The United States Marine Corps has not only played a deciding role in many of the moments which have determined our history, but has set a standard for honor, self-sacrifice and courage. Marines leave boot camp knowing that the marine next to them is more important than they are, creating a bond with one another other and with the Corps which changes them, which is unique and which survives the most horrific combat. This collection echoes with the voices from our most renowned fighting force and their stories of combat, bravery and loyalty to one another.
Beginning with interviews with the last surviving drill instructors of World War II, this oral history offers the voices of veterans from every major war of the last sixty years, concluding with accounts of what it takes to train marines for Iraq today.
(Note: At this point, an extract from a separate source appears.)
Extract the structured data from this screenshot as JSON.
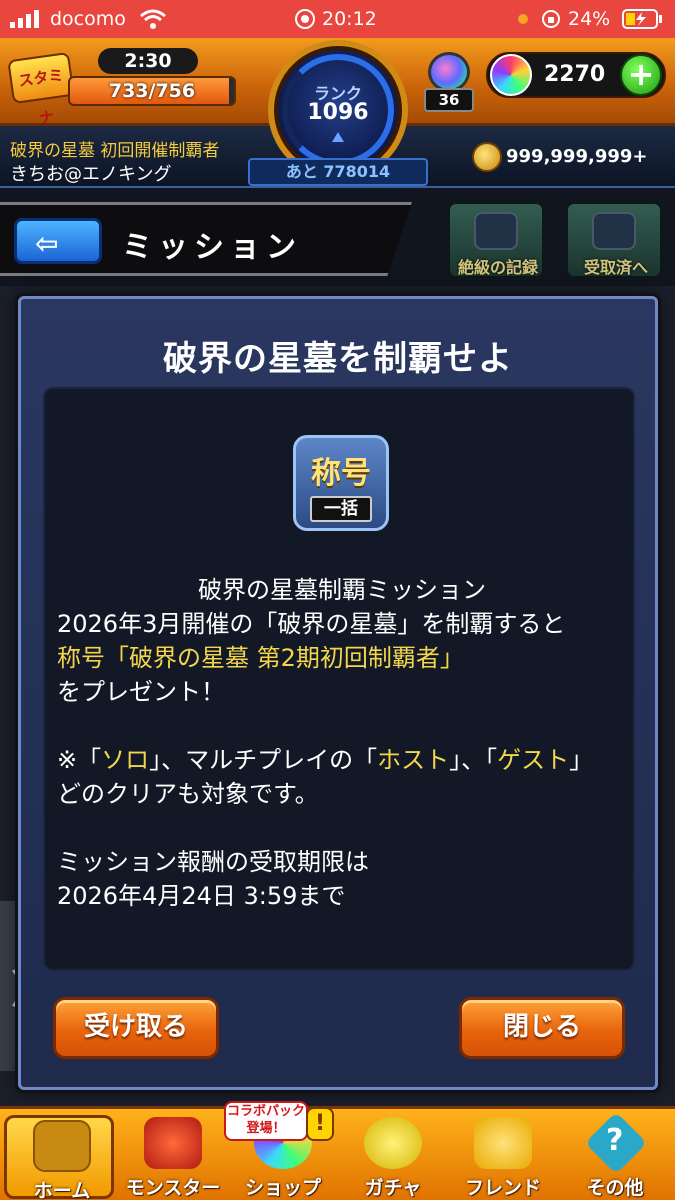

It contains revelatory details about the vicious training techniques used to prepare marines for the great battles against Japan in the Pacific; the Ribbon Creek training disaster of the 1950s; and legendary stories by the likes of Iwo Jima veteran "Iron" Mike Mervosh and R. Lee Ermey, the infamous drill instructor from Full Metal Jacket.
As leader of the unit dubbed The Majestic Twelve, the author led his team on what some might call the most dangerous duty in the Iraq War--convoy escort. Lynch tells how he formed and commanded his all-volunteer unit.
In 1952, overriding American political objectives dictated that the tactics of UN forces in Korea shift from those of maneuver to those of holding on to territory recently gained at great human cost. In western Korea, along “main lines of resistance,” men of the 1st Marine Division patrolled from lonely outposts. Thus began “the outpost war,” a forgotten period of the “forgotten war”—but one during which 7800 Marines lost became casualties.